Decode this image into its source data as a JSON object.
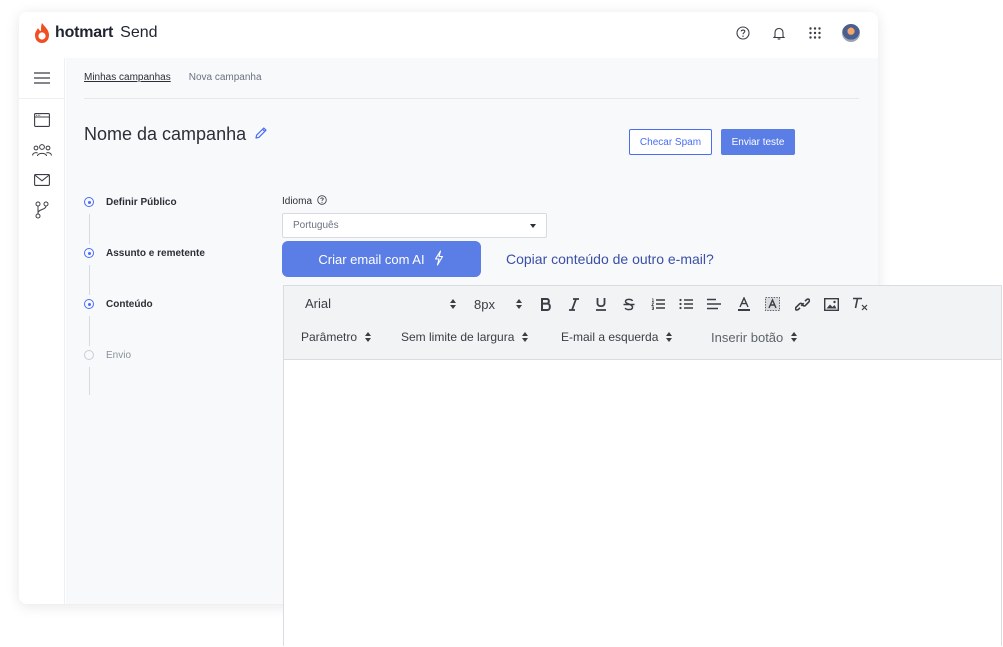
{
  "app": {
    "brand": "hotmart",
    "product": "Send"
  },
  "colors": {
    "accent": "#4a6cf7",
    "primary_button": "#5a7de6",
    "brand_flame": "#f04e23"
  },
  "breadcrumb": {
    "parent": "Minhas campanhas",
    "current": "Nova campanha"
  },
  "campaign": {
    "title": "Nome da campanha"
  },
  "actions": {
    "spam_check": "Checar Spam",
    "send_test": "Enviar teste"
  },
  "steps": [
    {
      "label": "Definir Público",
      "state": "active"
    },
    {
      "label": "Assunto e remetente",
      "state": "active"
    },
    {
      "label": "Conteúdo",
      "state": "active"
    },
    {
      "label": "Envio",
      "state": "inactive"
    }
  ],
  "language": {
    "label": "Idioma",
    "selected": "Português"
  },
  "content": {
    "ai_button": "Criar email com AI",
    "copy_link": "Copiar conteúdo de outro e-mail?"
  },
  "editor": {
    "font": "Arial",
    "size": "8px",
    "parameter": "Parâmetro",
    "width": "Sem limite de largura",
    "alignment": "E-mail a esquerda",
    "insert_button": "Inserir botão"
  },
  "icons": {
    "help": "help-circle-icon",
    "notifications": "bell-icon",
    "apps": "grid-icon",
    "menu": "hamburger-icon",
    "campaigns": "browser-window-icon",
    "audience": "users-icon",
    "mail": "envelope-icon",
    "flows": "git-branch-icon",
    "edit": "pencil-icon",
    "ai": "lightning-icon"
  }
}
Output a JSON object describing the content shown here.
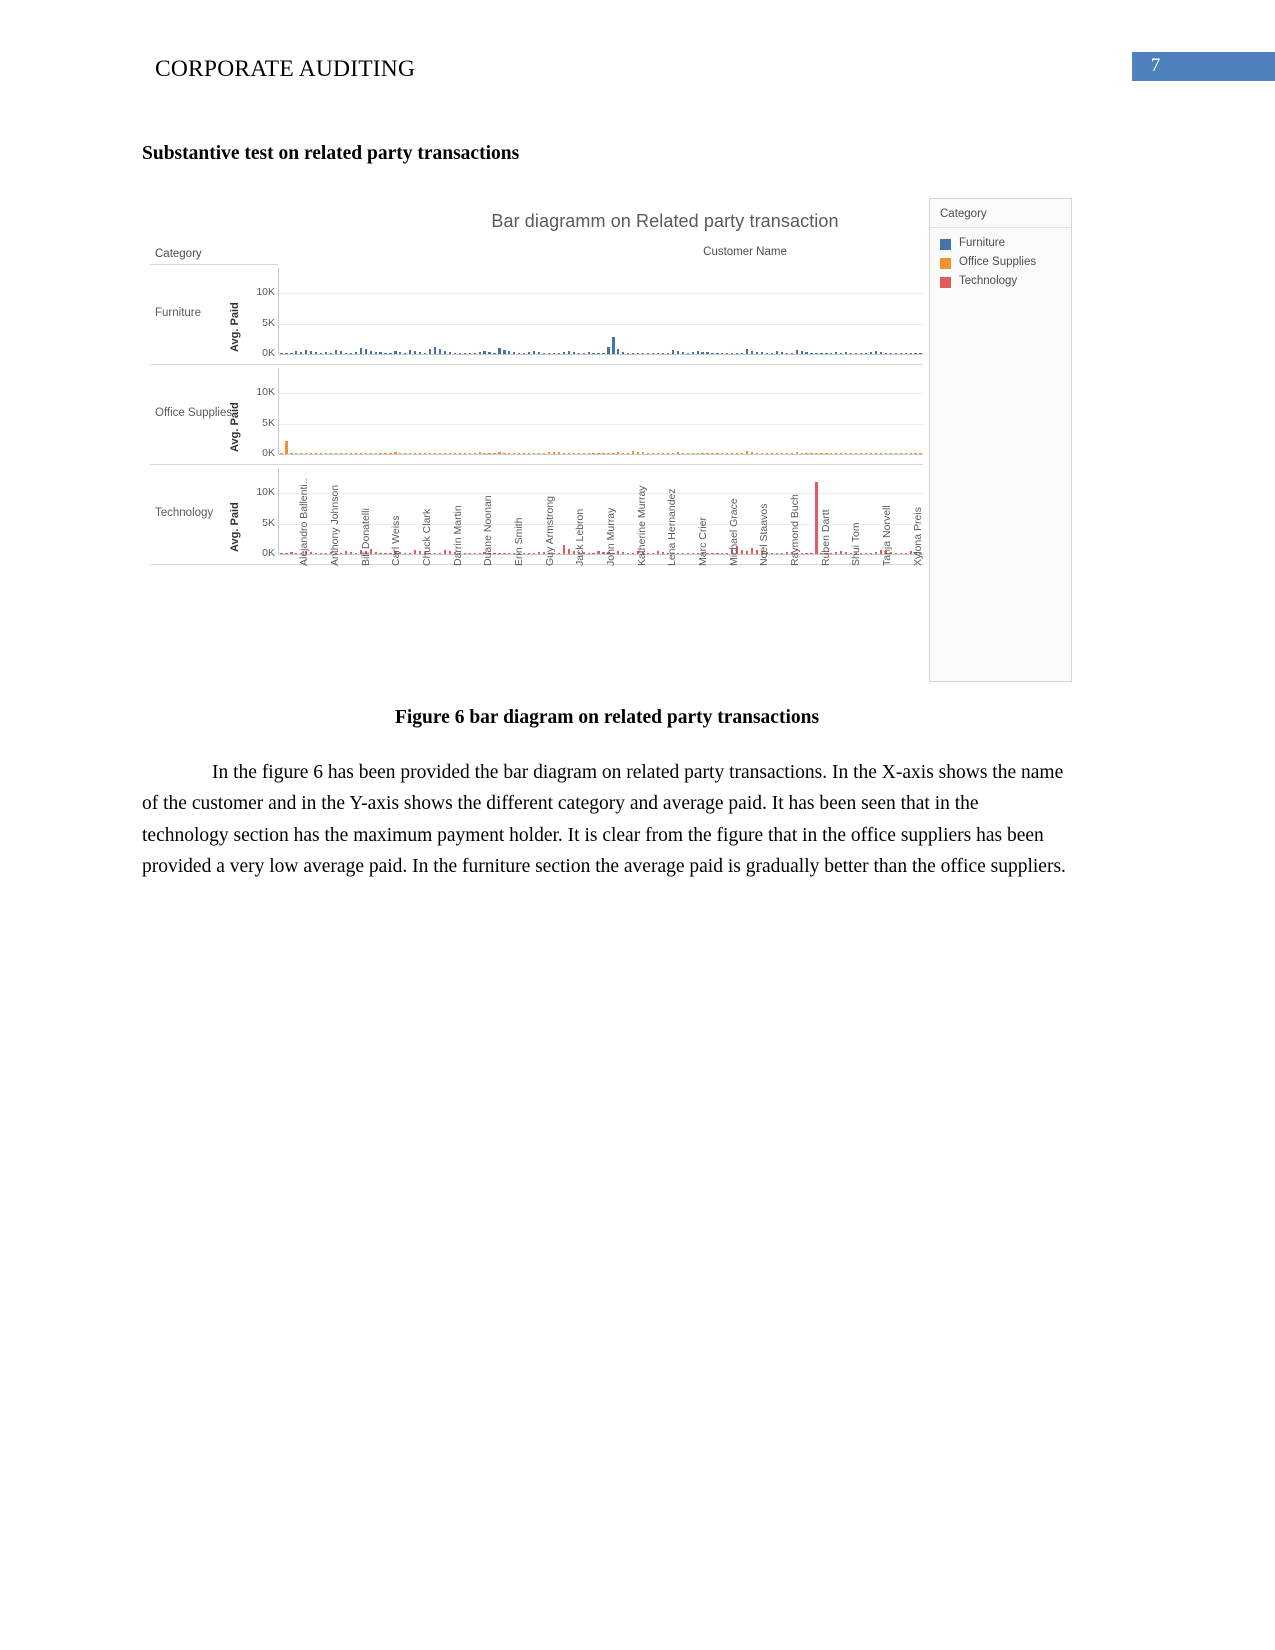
{
  "header": {
    "title": "CORPORATE AUDITING",
    "page_number": "7",
    "accent_color": "#4f81bd"
  },
  "section_heading": "Substantive test on related party transactions",
  "figure_caption": "Figure 6 bar diagram on related party transactions",
  "body_paragraph": "In the figure 6 has been provided the bar diagram on related party transactions. In the X-axis shows the name of the customer and in the Y-axis shows the different category and average paid. It has been seen that in the technology section has the maximum payment holder. It is clear from the figure that in the office suppliers has been provided a very low average paid. In the furniture section the average paid is gradually better than the office suppliers.",
  "legend": {
    "title": "Category",
    "items": [
      {
        "label": "Furniture",
        "color": "#4574a8"
      },
      {
        "label": "Office Supplies",
        "color": "#f2912e"
      },
      {
        "label": "Technology",
        "color": "#e05c5f"
      }
    ]
  },
  "chart_data": {
    "type": "bar",
    "title": "Bar diagramm on Related party transaction",
    "row_field_label": "Category",
    "column_header_label": "Customer Name",
    "xlabel": "Customer Name",
    "ylabel": "Avg. Paid",
    "ylim": [
      0,
      12500
    ],
    "yticks": [
      0,
      5000,
      10000
    ],
    "ytick_labels": [
      "0K",
      "5K",
      "10K"
    ],
    "grid": true,
    "legend_position": "right",
    "categories": [
      "Alejandro Ballenti..",
      "Anthony Johnson",
      "Bill Donatelli",
      "Carl Weiss",
      "Chuck Clark",
      "Darrin Martin",
      "Duane Noonan",
      "Erin Smith",
      "Guy Armstrong",
      "Jack Lebron",
      "John Murray",
      "Katherine Murray",
      "Lena Hernandez",
      "Marc Crier",
      "Michael Grace",
      "Noel Staavos",
      "Raymond Buch",
      "Ruben Dartt",
      "Shui Tom",
      "Tanja Norvell",
      "Xylona Preis"
    ],
    "panels": [
      {
        "name": "Furniture",
        "color": "#4574a8",
        "values": [
          60,
          120,
          90,
          430,
          260,
          700,
          520,
          380,
          240,
          300,
          180,
          620,
          430,
          240,
          160,
          320,
          980,
          760,
          520,
          260,
          340,
          180,
          120,
          420,
          300,
          180,
          640,
          420,
          260,
          180,
          880,
          1180,
          760,
          520,
          340,
          220,
          180,
          120,
          90,
          140,
          260,
          420,
          300,
          180,
          960,
          640,
          420,
          260,
          180,
          120,
          340,
          520,
          260,
          180,
          120,
          90,
          240,
          380,
          520,
          260,
          180,
          120,
          300,
          180,
          240,
          160,
          1120,
          2750,
          820,
          300,
          180,
          120,
          90,
          60,
          140,
          220,
          180,
          120,
          90,
          640,
          420,
          260,
          180,
          320,
          520,
          380,
          260,
          180,
          120,
          240,
          180,
          120,
          90,
          160,
          820,
          560,
          380,
          260,
          180,
          120,
          420,
          300,
          180,
          240,
          680,
          520,
          360,
          240,
          180,
          120,
          140,
          90,
          260,
          180,
          380,
          240,
          160,
          120,
          80,
          340,
          520,
          300,
          180,
          120,
          80,
          60,
          240,
          180,
          120,
          90
        ]
      },
      {
        "name": "Office Supplies",
        "color": "#f2912e",
        "values": [
          40,
          2100,
          80,
          60,
          40,
          30,
          60,
          40,
          30,
          50,
          40,
          30,
          180,
          220,
          160,
          120,
          80,
          60,
          40,
          30,
          60,
          40,
          200,
          260,
          180,
          140,
          100,
          240,
          180,
          120,
          90,
          60,
          40,
          30,
          60,
          40,
          30,
          20,
          40,
          30,
          260,
          180,
          120,
          90,
          300,
          220,
          160,
          120,
          80,
          60,
          40,
          160,
          120,
          90,
          260,
          380,
          280,
          200,
          160,
          120,
          90,
          60,
          220,
          160,
          120,
          90,
          60,
          40,
          280,
          200,
          160,
          420,
          340,
          260,
          180,
          120,
          90,
          60,
          40,
          30,
          260,
          180,
          120,
          90,
          60,
          40,
          160,
          120,
          90,
          60,
          40,
          30,
          180,
          240,
          420,
          300,
          220,
          160,
          120,
          90,
          60,
          40,
          30,
          180,
          260,
          180,
          120,
          90,
          60,
          40,
          30,
          20,
          160,
          120,
          90,
          60,
          40,
          30,
          20,
          180,
          240,
          160,
          120,
          90,
          60,
          40,
          30,
          20,
          40,
          30
        ]
      },
      {
        "name": "Technology",
        "color": "#e05c5f",
        "values": [
          60,
          40,
          380,
          180,
          120,
          420,
          300,
          180,
          90,
          60,
          260,
          180,
          120,
          560,
          340,
          220,
          680,
          420,
          780,
          320,
          180,
          120,
          90,
          520,
          360,
          240,
          160,
          620,
          440,
          280,
          180,
          120,
          90,
          740,
          500,
          340,
          220,
          160,
          120,
          90,
          60,
          280,
          180,
          120,
          90,
          60,
          180,
          120,
          90,
          60,
          160,
          120,
          380,
          260,
          180,
          120,
          90,
          1450,
          820,
          560,
          380,
          260,
          180,
          120,
          560,
          380,
          260,
          180,
          420,
          300,
          200,
          140,
          520,
          360,
          240,
          160,
          420,
          280,
          190,
          130,
          90,
          60,
          220,
          160,
          120,
          80,
          60,
          40,
          120,
          90,
          60,
          780,
          1250,
          640,
          420,
          1050,
          720,
          480,
          320,
          220,
          160,
          120,
          380,
          260,
          180,
          120,
          90,
          60,
          11800,
          180,
          120,
          90,
          260,
          520,
          340,
          220,
          160,
          120,
          80,
          60,
          380,
          620,
          420,
          280,
          190,
          130,
          90,
          420,
          280,
          180
        ]
      }
    ]
  }
}
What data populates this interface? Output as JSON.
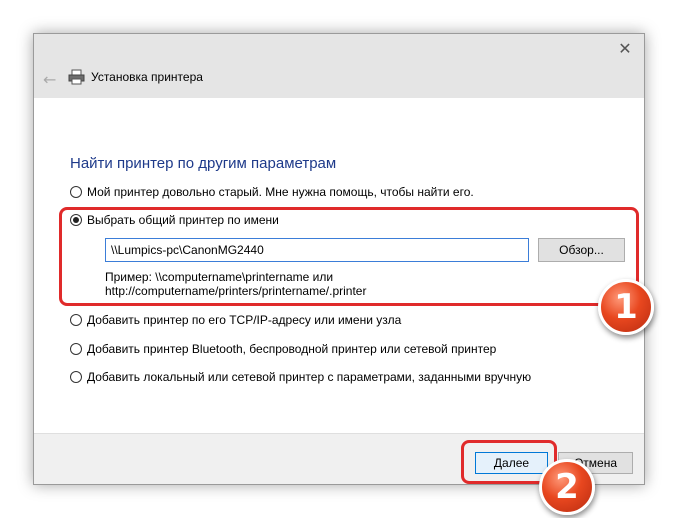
{
  "window": {
    "title": "Установка принтера",
    "close_icon": "✕",
    "back_icon": "←"
  },
  "heading": "Найти принтер по другим параметрам",
  "options": [
    {
      "label": "Мой принтер довольно старый. Мне нужна помощь, чтобы найти его.",
      "checked": false
    },
    {
      "label": "Выбрать общий принтер по имени",
      "checked": true
    },
    {
      "label": "Добавить принтер по его TCP/IP-адресу или имени узла",
      "checked": false
    },
    {
      "label": "Добавить принтер Bluetooth, беспроводной принтер или сетевой принтер",
      "checked": false
    },
    {
      "label": "Добавить локальный или сетевой принтер с параметрами, заданными вручную",
      "checked": false
    }
  ],
  "printer_name": {
    "value": "\\\\Lumpics-pc\\CanonMG2440",
    "browse_label": "Обзор...",
    "example_line1": "Пример: \\\\computername\\printername или",
    "example_line2": "http://computername/printers/printername/.printer"
  },
  "footer": {
    "next_label": "Далее",
    "cancel_label": "Отмена"
  },
  "annotations": {
    "badge1": "1",
    "badge2": "2",
    "highlight_color": "#e02a2a"
  }
}
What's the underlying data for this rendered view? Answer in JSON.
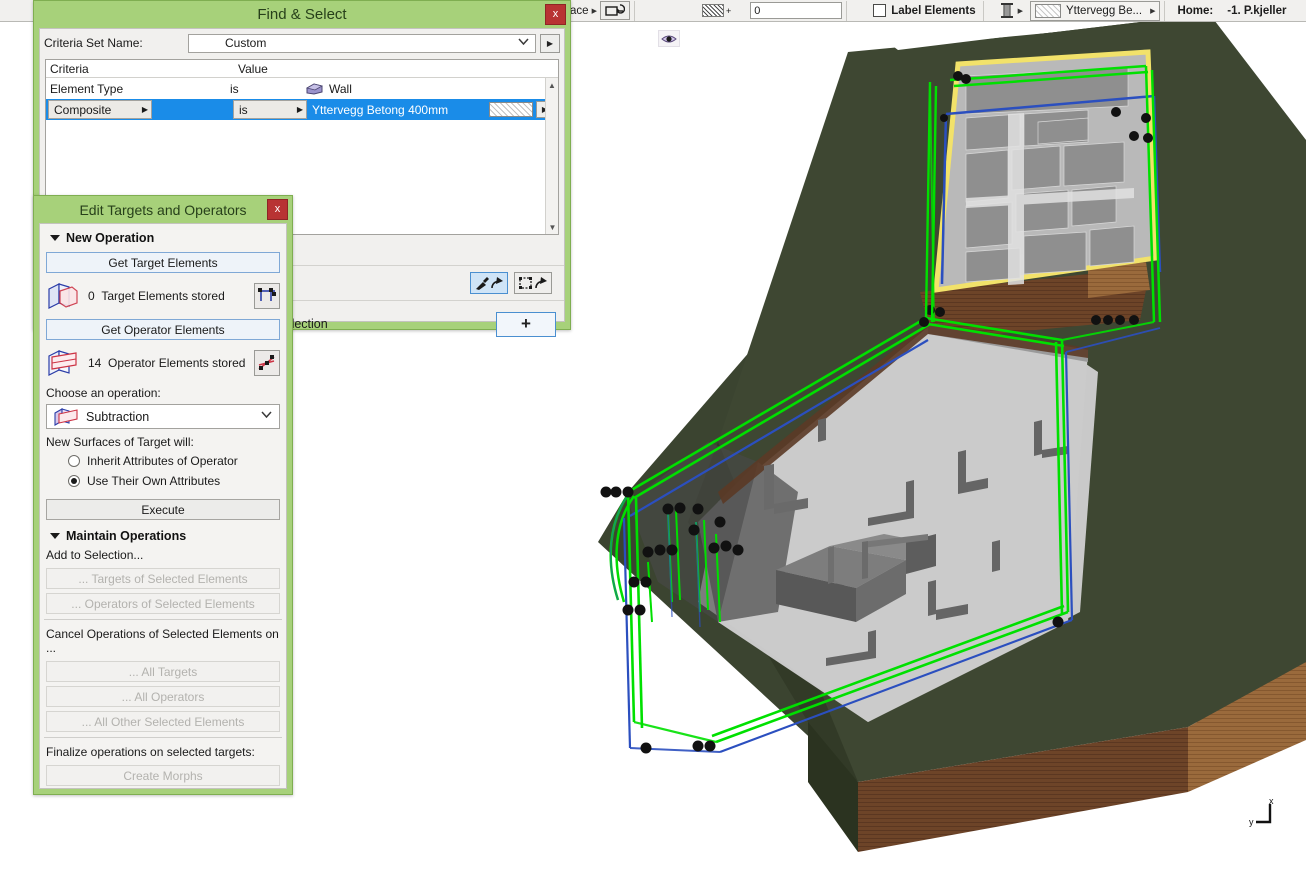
{
  "toolbar": {
    "face_label": "Face",
    "rotate_icon": "rotate-face-icon",
    "fill_swatch_icon": "hatch-fill-icon",
    "pen_value": "0",
    "label_elements": "Label Elements",
    "column_icon": "column-icon",
    "material_name": "Yttervegg Be...",
    "home_label": "Home:",
    "home_story": "-1. P.kjeller"
  },
  "find_select": {
    "title": "Find & Select",
    "close_label": "x",
    "criteria_set_label": "Criteria Set Name:",
    "criteria_set_value": "Custom",
    "popup_arrow": "▶",
    "columns": [
      "Criteria",
      "",
      "Value"
    ],
    "rows": [
      {
        "criteria": "Element Type",
        "operator": "is",
        "value": "Wall",
        "icon": "wall-element-icon",
        "selected": false,
        "combo": false
      },
      {
        "criteria": "Composite",
        "operator": "is",
        "value": "Yttervegg Betong 400mm",
        "icon": "composite-swatch-icon",
        "selected": true,
        "combo": true
      }
    ],
    "pick_icon": "eyedropper-pick-icon",
    "marquee_icon": "marquee-pick-icon",
    "minus_label": "–",
    "selection_label": "Selection",
    "plus_label": "+"
  },
  "edit_targets": {
    "title": "Edit Targets and Operators",
    "close_label": "x",
    "new_operation": "New Operation",
    "get_target_elements": "Get Target Elements",
    "target_count": "0",
    "target_stored_label": "Target Elements stored",
    "target_icon": "target-solid-icon",
    "target_action_icon": "select-targets-icon",
    "get_operator_elements": "Get Operator Elements",
    "operator_count": "14",
    "operator_stored_label": "Operator Elements stored",
    "operator_icon": "operator-solid-icon",
    "operator_action_icon": "select-operators-icon",
    "choose_operation_label": "Choose an operation:",
    "operation_value": "Subtraction",
    "operation_icon": "subtraction-icon",
    "new_surfaces_label": "New Surfaces of Target will:",
    "radio_inherit": "Inherit Attributes of Operator",
    "radio_own": "Use Their Own Attributes",
    "radio_selected": "own",
    "execute": "Execute",
    "maintain_operations": "Maintain Operations",
    "add_to_selection": "Add to Selection...",
    "targets_of_selected": "... Targets of Selected Elements",
    "operators_of_selected": "... Operators of Selected Elements",
    "cancel_operations_label": "Cancel Operations of Selected Elements on ...",
    "all_targets": "... All Targets",
    "all_operators": "... All Operators",
    "all_other_selected": "... All Other Selected Elements",
    "finalize_label": "Finalize operations on selected targets:",
    "create_morphs": "Create Morphs"
  },
  "viewport": {
    "eye_icon": "eye-visibility-icon",
    "axis_x": "x",
    "axis_y": "y",
    "colors": {
      "terrain_top": "#3c4530",
      "terrain_side": "#5a4030",
      "terrain_side_dark": "#4a3326",
      "slab": "#c9c9c9",
      "wall_gray": "#8d8d8d",
      "wall_dark": "#555555",
      "selection_green": "#00e000",
      "guide_blue": "#2b4fbf",
      "highlight_yellow": "#f0e68c",
      "wood": "#8a5a32",
      "background": "#ffffff"
    }
  }
}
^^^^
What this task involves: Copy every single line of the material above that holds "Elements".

Output for this task:
    "label_elements": "Label Elements",
    "get_target_elements": "Get Target Elements",
    "target_stored_label": "Target Elements stored",
    "get_operator_elements": "Get Operator Elements",
    "operator_stored_label": "Operator Elements stored",
    "targets_of_selected": "... Targets of Selected Elements",
    "operators_of_selected": "... Operators of Selected Elements",
    "cancel_operations_label": "Cancel Operations of Selected Elements on ...",
    "all_other_selected": "... All Other Selected Elements",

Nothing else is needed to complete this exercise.